*** Opening SUPPLIED RECORDS ***

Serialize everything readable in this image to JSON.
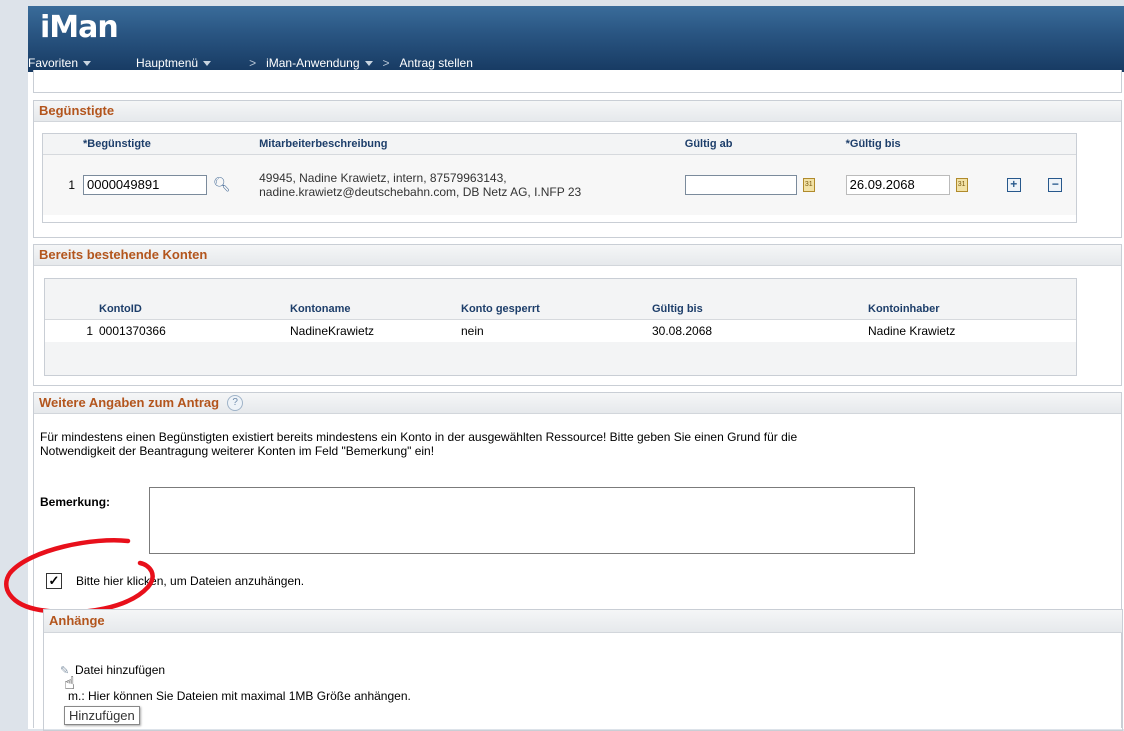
{
  "app": {
    "logo_text": "iMan"
  },
  "nav": {
    "favoriten": "Favoriten",
    "hauptmenu": "Hauptmenü",
    "anwendung": "iMan-Anwendung",
    "current": "Antrag stellen",
    "separator": ">"
  },
  "beguenstigte": {
    "title": "Begünstigte",
    "columns": [
      "*Begünstigte",
      "Mitarbeiterbeschreibung",
      "Gültig ab",
      "*Gültig bis"
    ],
    "row": {
      "index": "1",
      "id_value": "0000049891",
      "description": "49945, Nadine Krawietz, intern, 87579963143, nadine.krawietz@deutschebahn.com, DB Netz AG, I.NFP 23",
      "gueltig_ab": "",
      "gueltig_bis": "26.09.2068"
    },
    "add_label": "+",
    "remove_label": "−"
  },
  "konten": {
    "title": "Bereits bestehende Konten",
    "columns": [
      "KontoID",
      "Kontoname",
      "Konto gesperrt",
      "Gültig bis",
      "Kontoinhaber"
    ],
    "rows": [
      {
        "index": "1",
        "konto_id": "0001370366",
        "kontoname": "NadineKrawietz",
        "gesperrt": "nein",
        "gueltig_bis": "30.08.2068",
        "inhaber": "Nadine Krawietz"
      }
    ]
  },
  "weitere": {
    "title": "Weitere Angaben zum Antrag",
    "help_icon": "?",
    "message": "Für mindestens einen Begünstigten existiert bereits mindestens ein Konto in der ausgewählten Ressource! Bitte geben Sie einen Grund für die Notwendigkeit der Beantragung weiterer Konten im Feld \"Bemerkung\" ein!",
    "bemerkung_label": "Bemerkung:",
    "bemerkung_value": "",
    "checkbox_checked": true,
    "checkbox_mark": "✓",
    "checkbox_label": "Bitte hier klicken, um Dateien anzuhängen."
  },
  "anhaenge": {
    "title": "Anhänge",
    "add_file": "Datei hinzufügen",
    "hint": "m.: Hier können Sie Dateien mit maximal 1MB Größe anhängen.",
    "tooltip": "Hinzufügen"
  },
  "colors": {
    "header_blue": "#234b78",
    "section_title": "#b3551d",
    "annotation_red": "#e8101b"
  }
}
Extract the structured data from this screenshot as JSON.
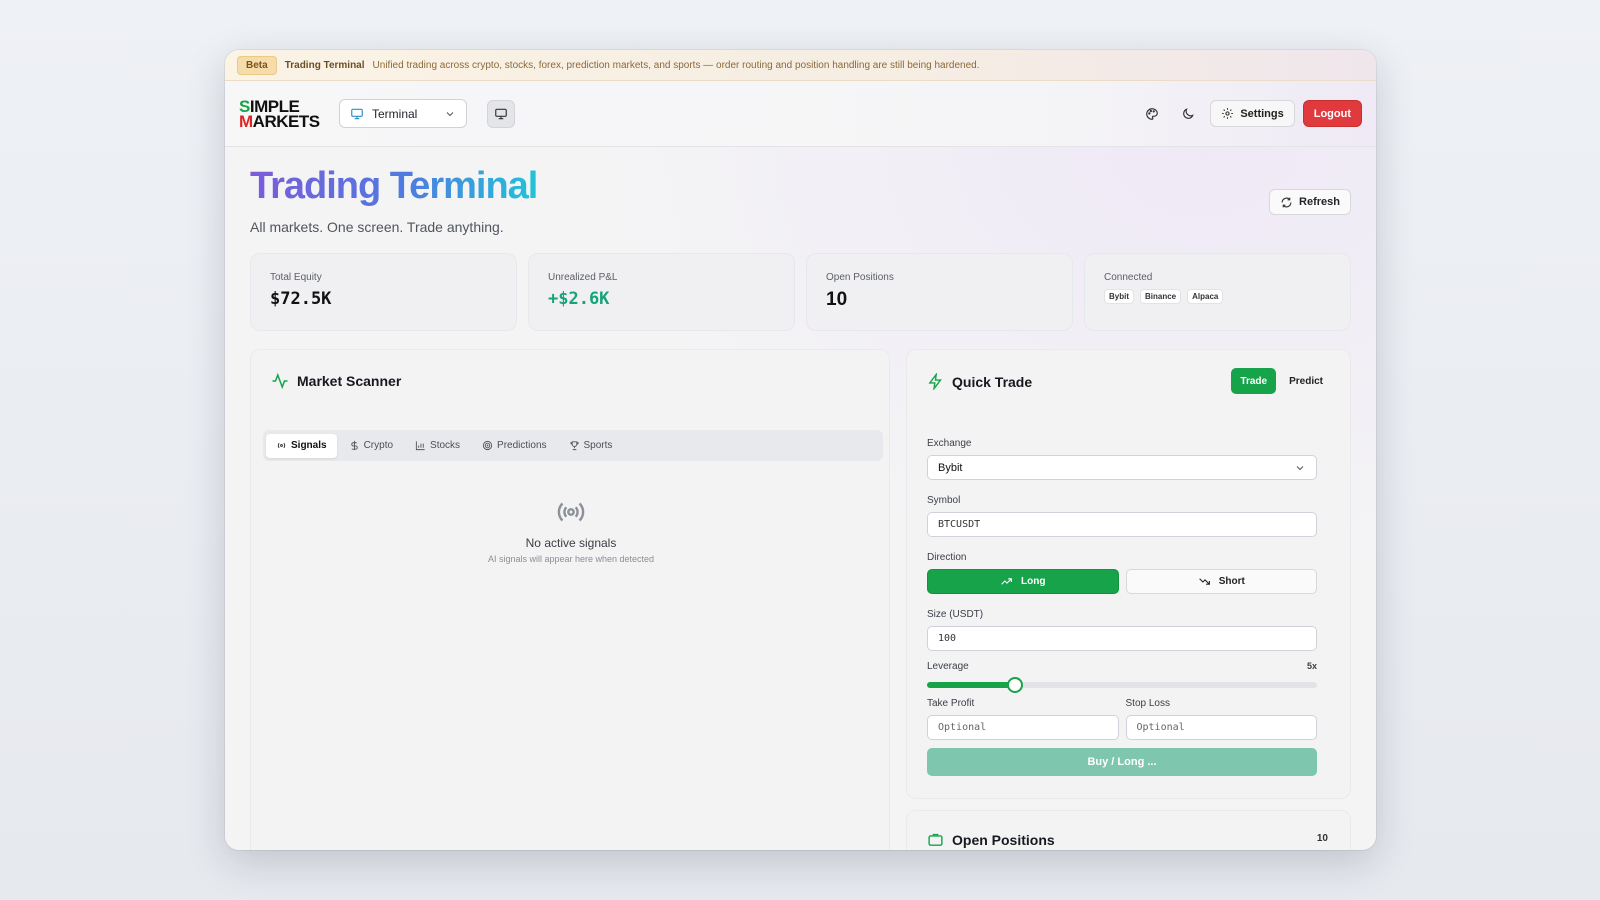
{
  "banner": {
    "badge": "Beta",
    "title": "Trading Terminal",
    "message": "Unified trading across crypto, stocks, forex, prediction markets, and sports — order routing and position handling are still being hardened."
  },
  "header": {
    "logo_line1_s": "S",
    "logo_line1_rest": "IMPLE",
    "logo_line2_m": "M",
    "logo_line2_rest": "ARKETS",
    "view_select": "Terminal",
    "settings_label": "Settings",
    "logout_label": "Logout"
  },
  "page": {
    "title": "Trading Terminal",
    "subtitle": "All markets. One screen. Trade anything.",
    "refresh_label": "Refresh"
  },
  "stats": [
    {
      "label": "Total Equity",
      "value": "$72.5K"
    },
    {
      "label": "Unrealized P&L",
      "value": "+$2.6K"
    },
    {
      "label": "Open Positions",
      "value": "10"
    },
    {
      "label": "Connected",
      "exchanges": [
        "Bybit",
        "Binance",
        "Alpaca"
      ]
    }
  ],
  "scanner": {
    "title": "Market Scanner",
    "tabs": [
      "Signals",
      "Crypto",
      "Stocks",
      "Predictions",
      "Sports"
    ],
    "active_tab": "Signals",
    "empty_title": "No active signals",
    "empty_subtitle": "AI signals will appear here when detected"
  },
  "quick_trade": {
    "title": "Quick Trade",
    "modes": [
      "Trade",
      "Predict"
    ],
    "active_mode": "Trade",
    "exchange_label": "Exchange",
    "exchange_value": "Bybit",
    "symbol_label": "Symbol",
    "symbol_value": "BTCUSDT",
    "direction_label": "Direction",
    "long_label": "Long",
    "short_label": "Short",
    "size_label": "Size (USDT)",
    "size_value": "100",
    "leverage_label": "Leverage",
    "leverage_value": "5x",
    "leverage_fraction": 0.225,
    "tp_label": "Take Profit",
    "tp_placeholder": "Optional",
    "sl_label": "Stop Loss",
    "sl_placeholder": "Optional",
    "submit_label": "Buy / Long ..."
  },
  "open_positions": {
    "title": "Open Positions",
    "count": "10"
  },
  "colors": {
    "accent_green": "#16a34a",
    "logout_red": "#e03a3e",
    "pnl_green": "#16a37a"
  }
}
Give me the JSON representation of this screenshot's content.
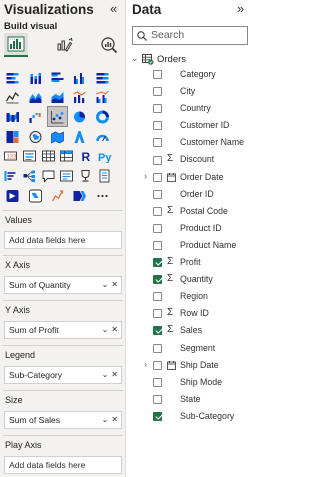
{
  "visualizations": {
    "title": "Visualizations",
    "collapse_glyph": "«",
    "build_label": "Build visual",
    "modes": [
      {
        "icon": "build-visual-icon",
        "active": true
      },
      {
        "icon": "format-visual-icon",
        "active": false
      },
      {
        "icon": "analytics-icon",
        "active": false
      }
    ],
    "gallery": [
      [
        "stacked-bar-chart-icon",
        "stacked-column-chart-icon",
        "clustered-bar-chart-icon",
        "clustered-column-chart-icon",
        "100-stacked-bar-chart-icon"
      ],
      [
        "line-chart-icon",
        "area-chart-icon",
        "stacked-area-chart-icon",
        "line-and-column-chart-icon",
        "line-and-clustered-column-chart-icon"
      ],
      [
        "ribbon-chart-icon",
        "waterfall-chart-icon",
        "scatter-chart-icon",
        "pie-chart-icon",
        "donut-chart-icon"
      ],
      [
        "treemap-icon",
        "map-icon",
        "filled-map-icon",
        "azure-map-icon",
        "gauge-icon"
      ],
      [
        "card-icon",
        "multi-row-card-icon",
        "table-icon",
        "matrix-icon",
        "r-visual-icon",
        "python-visual-icon"
      ],
      [
        "key-influencers-icon",
        "decomposition-tree-icon",
        "qa-icon",
        "smart-narrative-icon",
        "goals-icon",
        "paginated-report-icon"
      ],
      [
        "power-apps-icon",
        "power-automate-icon",
        "kpi-icon",
        "slicer-icon",
        "more-visuals-icon"
      ]
    ],
    "selected_visual": "scatter-chart-icon",
    "wells": [
      {
        "label": "Values",
        "value": "",
        "placeholder": "Add data fields here"
      },
      {
        "label": "X Axis",
        "value": "Sum of Quantity",
        "placeholder": ""
      },
      {
        "label": "Y Axis",
        "value": "Sum of Profit",
        "placeholder": ""
      },
      {
        "label": "Legend",
        "value": "Sub-Category",
        "placeholder": ""
      },
      {
        "label": "Size",
        "value": "Sum of Sales",
        "placeholder": ""
      },
      {
        "label": "Play Axis",
        "value": "",
        "placeholder": "Add data fields here"
      }
    ]
  },
  "data": {
    "title": "Data",
    "collapse_glyph": "»",
    "search_placeholder": "Search",
    "table": {
      "name": "Orders",
      "fields": [
        {
          "name": "Category",
          "sigma": false,
          "date": false,
          "expandable": false,
          "checked": false
        },
        {
          "name": "City",
          "sigma": false,
          "date": false,
          "expandable": false,
          "checked": false
        },
        {
          "name": "Country",
          "sigma": false,
          "date": false,
          "expandable": false,
          "checked": false
        },
        {
          "name": "Customer ID",
          "sigma": false,
          "date": false,
          "expandable": false,
          "checked": false
        },
        {
          "name": "Customer Name",
          "sigma": false,
          "date": false,
          "expandable": false,
          "checked": false
        },
        {
          "name": "Discount",
          "sigma": true,
          "date": false,
          "expandable": false,
          "checked": false
        },
        {
          "name": "Order Date",
          "sigma": false,
          "date": true,
          "expandable": true,
          "checked": false
        },
        {
          "name": "Order ID",
          "sigma": false,
          "date": false,
          "expandable": false,
          "checked": false
        },
        {
          "name": "Postal Code",
          "sigma": true,
          "date": false,
          "expandable": false,
          "checked": false
        },
        {
          "name": "Product ID",
          "sigma": false,
          "date": false,
          "expandable": false,
          "checked": false
        },
        {
          "name": "Product Name",
          "sigma": false,
          "date": false,
          "expandable": false,
          "checked": false
        },
        {
          "name": "Profit",
          "sigma": true,
          "date": false,
          "expandable": false,
          "checked": true
        },
        {
          "name": "Quantity",
          "sigma": true,
          "date": false,
          "expandable": false,
          "checked": true
        },
        {
          "name": "Region",
          "sigma": false,
          "date": false,
          "expandable": false,
          "checked": false
        },
        {
          "name": "Row ID",
          "sigma": true,
          "date": false,
          "expandable": false,
          "checked": false
        },
        {
          "name": "Sales",
          "sigma": true,
          "date": false,
          "expandable": false,
          "checked": true
        },
        {
          "name": "Segment",
          "sigma": false,
          "date": false,
          "expandable": false,
          "checked": false
        },
        {
          "name": "Ship Date",
          "sigma": false,
          "date": true,
          "expandable": true,
          "checked": false
        },
        {
          "name": "Ship Mode",
          "sigma": false,
          "date": false,
          "expandable": false,
          "checked": false
        },
        {
          "name": "State",
          "sigma": false,
          "date": false,
          "expandable": false,
          "checked": false
        },
        {
          "name": "Sub-Category",
          "sigma": false,
          "date": false,
          "expandable": false,
          "checked": true
        }
      ]
    }
  },
  "colors": {
    "accent": "#217346",
    "pane_bg": "#f3f2f1",
    "border": "#d2d0ce"
  }
}
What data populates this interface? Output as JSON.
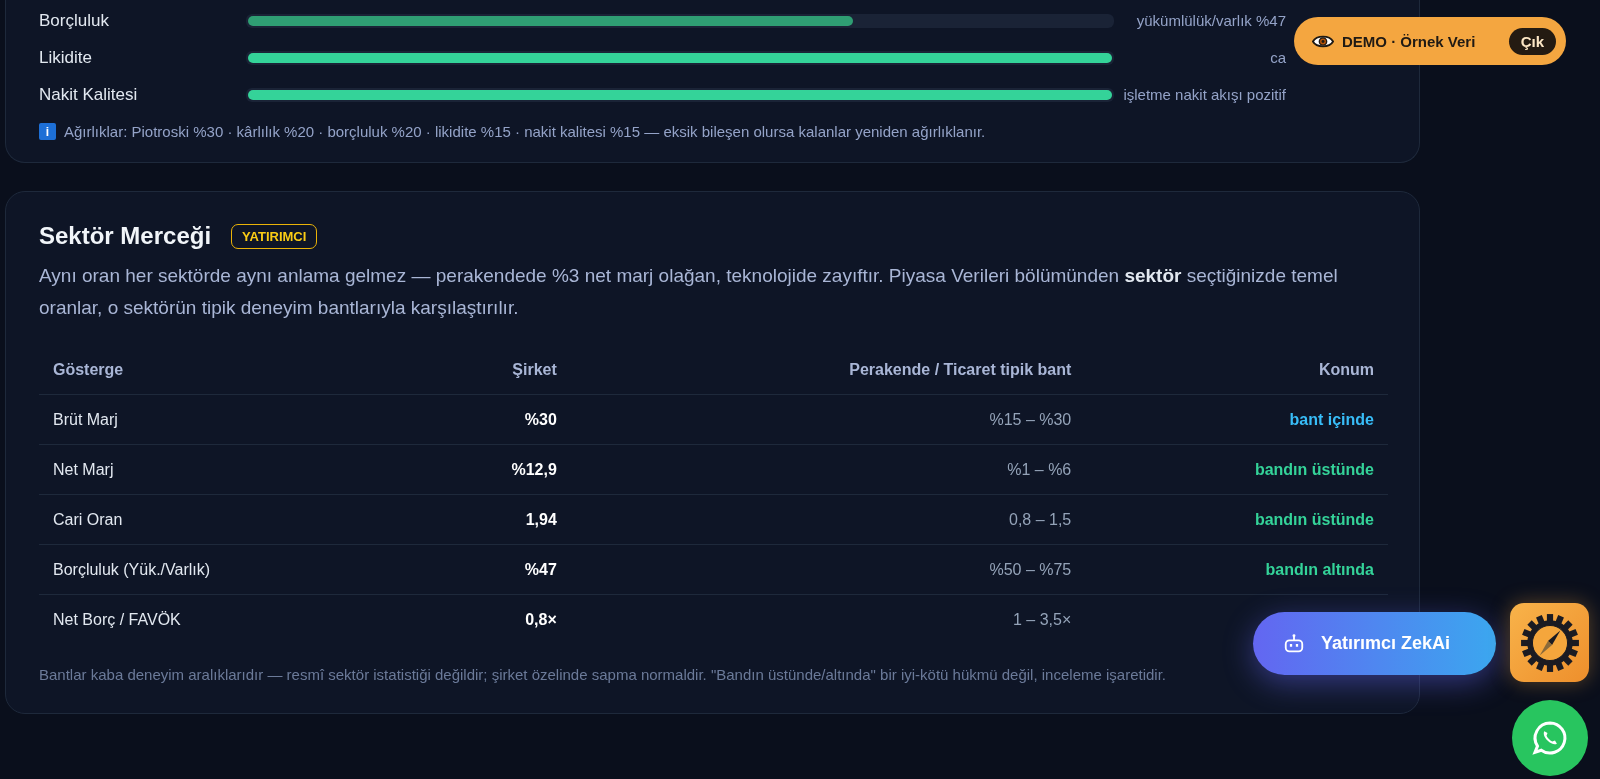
{
  "score_card": {
    "metrics": [
      {
        "label": "Borçluluk",
        "level": 0.7,
        "color": "#2f9e73",
        "note": "yükümlülük/varlık %47"
      },
      {
        "label": "Likidite",
        "level": 1,
        "color": "#34d399",
        "note": "ca"
      },
      {
        "label": "Nakit Kalitesi",
        "level": 1,
        "color": "#34d399",
        "note": "işletme nakit akışı pozitif"
      }
    ],
    "info_icon": "i",
    "weights_note": "Ağırlıklar: Piotroski %30 · kârlılık %20 · borçluluk %20 · likidite %15 · nakit kalitesi %15 — eksik bileşen olursa kalanlar yeniden ağırlıklanır."
  },
  "sector_card": {
    "title": "Sektör Merceği",
    "badge": "YATIRIMCI",
    "description": "Aynı oran her sektörde aynı anlama gelmez — perakendede %3 net marj olağan, teknolojide zayıftır. Piyasa Verileri bölümünden **sektör** seçtiğinizde temel oranlar, o sektörün tipik deneyim bantlarıyla karşılaştırılır.",
    "table": {
      "columns": [
        "Gösterge",
        "Şirket",
        "Perakende / Ticaret tipik bant",
        "Konum"
      ],
      "rows": [
        {
          "indicator": "Brüt Marj",
          "company": "%30",
          "band": "%15 – %30",
          "position": "bant içinde",
          "color": "#38bdf8"
        },
        {
          "indicator": "Net Marj",
          "company": "%12,9",
          "band": "%1 – %6",
          "position": "bandın üstünde",
          "color": "#34d399"
        },
        {
          "indicator": "Cari Oran",
          "company": "1,94",
          "band": "0,8 – 1,5",
          "position": "bandın üstünde",
          "color": "#34d399"
        },
        {
          "indicator": "Borçluluk (Yük./Varlık)",
          "company": "%47",
          "band": "%50 – %75",
          "position": "bandın altında",
          "color": "#34d399"
        },
        {
          "indicator": "Net Borç / FAVÖK",
          "company": "0,8×",
          "band": "1 – 3,5×"
        }
      ]
    },
    "footnote": "Bantlar kaba deneyim aralıklarıdır — resmî sektör istatistiği değildir; şirket özelinde sapma normaldir. \"Bandın üstünde/altında\" bir iyi-kötü hükmü değil, inceleme işaretidir."
  },
  "demo_banner": {
    "label": "DEMO · Örnek Veri",
    "exit": "Çık"
  },
  "assistant_button": "Yatırımcı ZekAi"
}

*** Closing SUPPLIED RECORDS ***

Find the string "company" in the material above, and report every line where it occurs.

          "company": "%30",
          "company": "%12,9",
          "company": "1,94",
          "company": "%47",
          "company": "0,8×",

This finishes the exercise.